→ **Data supplied**:
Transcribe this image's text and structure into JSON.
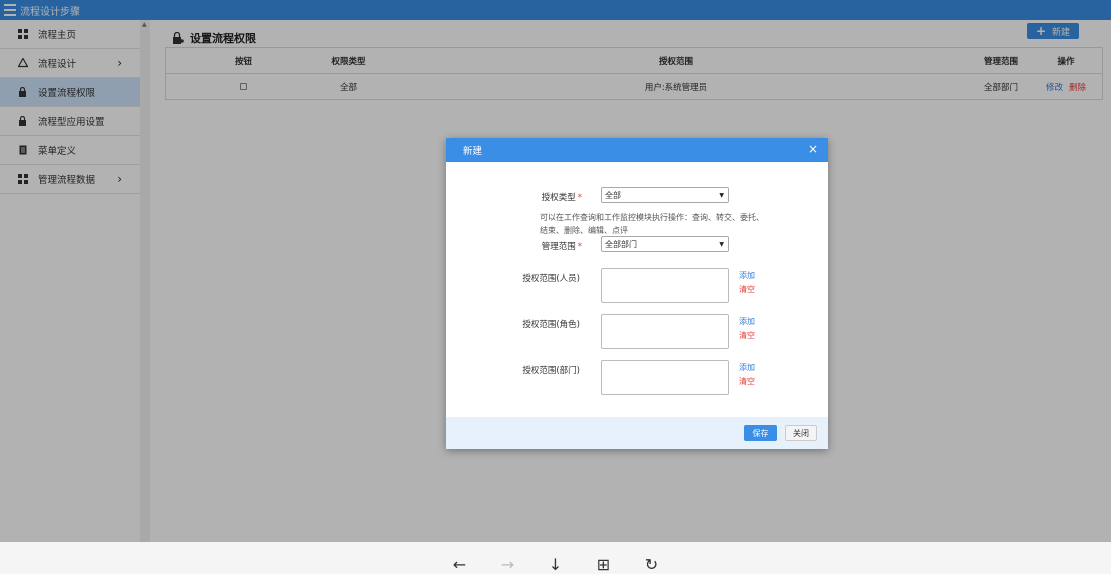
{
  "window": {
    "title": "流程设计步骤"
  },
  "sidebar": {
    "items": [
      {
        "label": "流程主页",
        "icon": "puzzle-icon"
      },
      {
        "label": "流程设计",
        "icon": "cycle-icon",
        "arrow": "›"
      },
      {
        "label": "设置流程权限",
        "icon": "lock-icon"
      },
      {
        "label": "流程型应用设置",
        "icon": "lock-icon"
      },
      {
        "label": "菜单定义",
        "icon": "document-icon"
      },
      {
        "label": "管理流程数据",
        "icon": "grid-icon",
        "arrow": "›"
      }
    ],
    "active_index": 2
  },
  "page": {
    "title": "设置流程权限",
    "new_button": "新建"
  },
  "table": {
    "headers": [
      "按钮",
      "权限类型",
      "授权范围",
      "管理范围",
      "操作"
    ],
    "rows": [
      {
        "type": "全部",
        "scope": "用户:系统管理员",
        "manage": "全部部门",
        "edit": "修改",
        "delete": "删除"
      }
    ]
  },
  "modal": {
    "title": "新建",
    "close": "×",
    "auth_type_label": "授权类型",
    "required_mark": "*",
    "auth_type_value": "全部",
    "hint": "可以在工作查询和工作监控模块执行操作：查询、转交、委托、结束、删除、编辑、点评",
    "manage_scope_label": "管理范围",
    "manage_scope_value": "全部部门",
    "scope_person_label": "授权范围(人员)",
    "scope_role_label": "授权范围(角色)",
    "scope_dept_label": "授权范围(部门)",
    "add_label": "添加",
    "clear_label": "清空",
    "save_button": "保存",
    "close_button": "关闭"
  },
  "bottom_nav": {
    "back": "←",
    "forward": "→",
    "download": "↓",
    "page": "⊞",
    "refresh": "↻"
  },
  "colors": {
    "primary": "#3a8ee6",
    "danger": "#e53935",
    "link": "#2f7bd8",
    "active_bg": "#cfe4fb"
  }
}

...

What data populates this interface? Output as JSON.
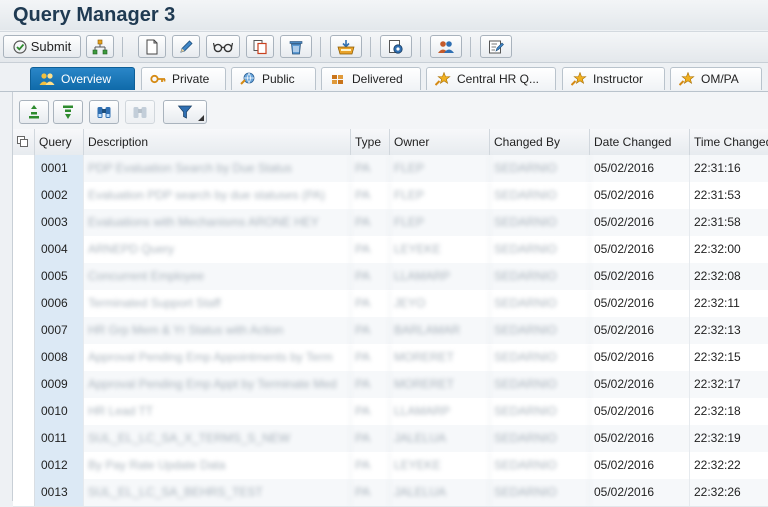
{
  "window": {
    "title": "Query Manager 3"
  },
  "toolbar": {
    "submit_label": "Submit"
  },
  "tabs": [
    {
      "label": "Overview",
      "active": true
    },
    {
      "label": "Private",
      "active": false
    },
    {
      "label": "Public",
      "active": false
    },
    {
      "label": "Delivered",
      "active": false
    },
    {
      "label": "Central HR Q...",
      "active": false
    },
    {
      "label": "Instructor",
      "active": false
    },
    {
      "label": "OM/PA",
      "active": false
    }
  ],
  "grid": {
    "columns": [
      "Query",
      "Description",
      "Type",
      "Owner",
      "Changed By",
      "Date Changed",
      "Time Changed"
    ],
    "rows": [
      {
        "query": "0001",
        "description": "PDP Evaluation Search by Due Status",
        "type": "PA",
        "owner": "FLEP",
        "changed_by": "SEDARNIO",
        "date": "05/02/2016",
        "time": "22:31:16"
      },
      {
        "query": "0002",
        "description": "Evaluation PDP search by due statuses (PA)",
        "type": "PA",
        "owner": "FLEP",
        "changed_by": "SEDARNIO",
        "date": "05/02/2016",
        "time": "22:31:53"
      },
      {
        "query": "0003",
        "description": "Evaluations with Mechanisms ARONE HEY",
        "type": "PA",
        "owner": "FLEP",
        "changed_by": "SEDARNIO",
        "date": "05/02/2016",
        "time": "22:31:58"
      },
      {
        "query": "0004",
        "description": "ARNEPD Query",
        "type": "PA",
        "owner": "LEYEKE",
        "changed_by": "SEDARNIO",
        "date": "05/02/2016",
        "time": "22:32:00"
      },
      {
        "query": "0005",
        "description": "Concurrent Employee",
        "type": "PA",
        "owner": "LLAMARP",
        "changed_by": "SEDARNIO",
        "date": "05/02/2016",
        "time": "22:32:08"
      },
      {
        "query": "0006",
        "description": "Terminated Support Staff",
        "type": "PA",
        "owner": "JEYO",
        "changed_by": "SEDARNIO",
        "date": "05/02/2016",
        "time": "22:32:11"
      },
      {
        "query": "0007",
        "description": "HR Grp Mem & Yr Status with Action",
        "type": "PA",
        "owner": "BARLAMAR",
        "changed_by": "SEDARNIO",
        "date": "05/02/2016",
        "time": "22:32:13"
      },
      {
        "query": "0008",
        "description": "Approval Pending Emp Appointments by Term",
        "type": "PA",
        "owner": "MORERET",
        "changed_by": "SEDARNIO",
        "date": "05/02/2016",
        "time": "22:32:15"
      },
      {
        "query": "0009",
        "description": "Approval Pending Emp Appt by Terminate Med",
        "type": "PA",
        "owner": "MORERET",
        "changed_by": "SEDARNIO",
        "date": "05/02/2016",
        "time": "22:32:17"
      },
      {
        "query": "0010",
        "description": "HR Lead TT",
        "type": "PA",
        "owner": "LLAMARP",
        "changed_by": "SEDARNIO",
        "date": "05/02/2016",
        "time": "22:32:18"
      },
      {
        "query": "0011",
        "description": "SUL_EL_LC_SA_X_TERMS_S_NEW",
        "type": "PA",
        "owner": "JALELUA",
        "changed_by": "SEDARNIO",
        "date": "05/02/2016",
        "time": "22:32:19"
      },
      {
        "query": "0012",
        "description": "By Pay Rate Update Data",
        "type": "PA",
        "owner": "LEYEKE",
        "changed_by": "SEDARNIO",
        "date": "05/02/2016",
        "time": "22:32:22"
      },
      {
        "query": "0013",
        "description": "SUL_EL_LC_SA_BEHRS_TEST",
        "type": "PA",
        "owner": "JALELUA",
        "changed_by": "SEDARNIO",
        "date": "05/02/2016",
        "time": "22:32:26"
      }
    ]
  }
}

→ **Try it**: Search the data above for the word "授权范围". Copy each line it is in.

→ **Task result**:
      "授权范围",
    "scope_person_label": "授权范围(人员)",
    "scope_role_label": "授权范围(角色)",
    "scope_dept_label": "授权范围(部门)",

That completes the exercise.